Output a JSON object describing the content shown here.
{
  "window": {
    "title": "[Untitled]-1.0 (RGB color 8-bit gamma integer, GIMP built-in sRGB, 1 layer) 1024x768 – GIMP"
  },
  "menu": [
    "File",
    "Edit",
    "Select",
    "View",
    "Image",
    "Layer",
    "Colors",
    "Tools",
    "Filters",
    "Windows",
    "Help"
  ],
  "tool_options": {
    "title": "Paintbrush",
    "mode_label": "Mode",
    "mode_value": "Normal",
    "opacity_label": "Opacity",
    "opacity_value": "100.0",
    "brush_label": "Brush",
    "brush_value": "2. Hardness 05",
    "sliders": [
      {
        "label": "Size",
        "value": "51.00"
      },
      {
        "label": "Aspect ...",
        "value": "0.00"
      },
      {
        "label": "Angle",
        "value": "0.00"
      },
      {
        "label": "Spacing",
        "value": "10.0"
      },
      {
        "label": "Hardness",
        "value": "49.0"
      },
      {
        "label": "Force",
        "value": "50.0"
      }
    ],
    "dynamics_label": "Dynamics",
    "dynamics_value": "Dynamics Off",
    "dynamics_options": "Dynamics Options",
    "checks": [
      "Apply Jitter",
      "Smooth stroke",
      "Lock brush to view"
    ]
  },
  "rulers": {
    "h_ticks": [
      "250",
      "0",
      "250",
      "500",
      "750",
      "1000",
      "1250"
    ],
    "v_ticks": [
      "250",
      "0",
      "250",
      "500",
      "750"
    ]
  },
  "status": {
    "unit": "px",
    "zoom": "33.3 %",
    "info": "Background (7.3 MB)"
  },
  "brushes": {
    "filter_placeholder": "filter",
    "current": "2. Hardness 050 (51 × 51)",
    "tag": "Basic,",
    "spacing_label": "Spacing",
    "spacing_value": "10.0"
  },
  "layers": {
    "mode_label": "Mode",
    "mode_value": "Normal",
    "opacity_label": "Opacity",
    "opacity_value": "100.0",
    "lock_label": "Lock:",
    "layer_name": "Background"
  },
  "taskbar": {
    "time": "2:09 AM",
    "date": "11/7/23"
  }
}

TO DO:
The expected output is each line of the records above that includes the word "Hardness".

WORKED SOLUTION:
    "brush_value": "2. Hardness 05",
        "label": "Hardness",
    "current": "2. Hardness 050 (51 × 51)",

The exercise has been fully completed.